**ABOUT THIS EXERCISE**. When the listing has been read, print it out again in full, word for word.

**GIVEN RECORDS**.

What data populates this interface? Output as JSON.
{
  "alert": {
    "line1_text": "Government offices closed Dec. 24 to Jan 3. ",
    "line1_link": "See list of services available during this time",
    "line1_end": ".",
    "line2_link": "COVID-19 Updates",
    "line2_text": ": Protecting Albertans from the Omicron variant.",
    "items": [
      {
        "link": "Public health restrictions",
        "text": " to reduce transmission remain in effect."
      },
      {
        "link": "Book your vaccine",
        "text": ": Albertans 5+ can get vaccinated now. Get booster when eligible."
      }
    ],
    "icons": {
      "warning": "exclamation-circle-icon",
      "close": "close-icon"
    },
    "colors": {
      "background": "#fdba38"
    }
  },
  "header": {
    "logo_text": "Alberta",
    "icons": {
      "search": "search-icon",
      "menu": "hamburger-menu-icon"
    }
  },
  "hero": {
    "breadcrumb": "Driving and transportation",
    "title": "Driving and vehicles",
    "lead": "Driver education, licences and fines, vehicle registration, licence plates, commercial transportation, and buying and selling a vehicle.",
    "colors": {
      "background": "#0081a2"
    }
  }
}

**WRITTEN REPLY**.
What data populates this interface? Output as JSON.
{
  "alert": {
    "line1_text": "Government offices closed Dec. 24 to Jan 3. ",
    "line1_link": "See list of services available during this time",
    "line1_end": ".",
    "line2_link": "COVID-19 Updates",
    "line2_text": ": Protecting Albertans from the Omicron variant.",
    "items": [
      {
        "link": "Public health restrictions",
        "text": " to reduce transmission remain in effect."
      },
      {
        "link": "Book your vaccine",
        "text": ": Albertans 5+ can get vaccinated now. Get booster when eligible."
      }
    ],
    "icons": {
      "warning": "exclamation-circle-icon",
      "close": "close-icon"
    },
    "colors": {
      "background": "#fdba38"
    }
  },
  "header": {
    "logo_text": "Alberta",
    "icons": {
      "search": "search-icon",
      "menu": "hamburger-menu-icon"
    }
  },
  "hero": {
    "breadcrumb": "Driving and transportation",
    "title": "Driving and vehicles",
    "lead": "Driver education, licences and fines, vehicle registration, licence plates, commercial transportation, and buying and selling a vehicle.",
    "colors": {
      "background": "#0081a2"
    }
  }
}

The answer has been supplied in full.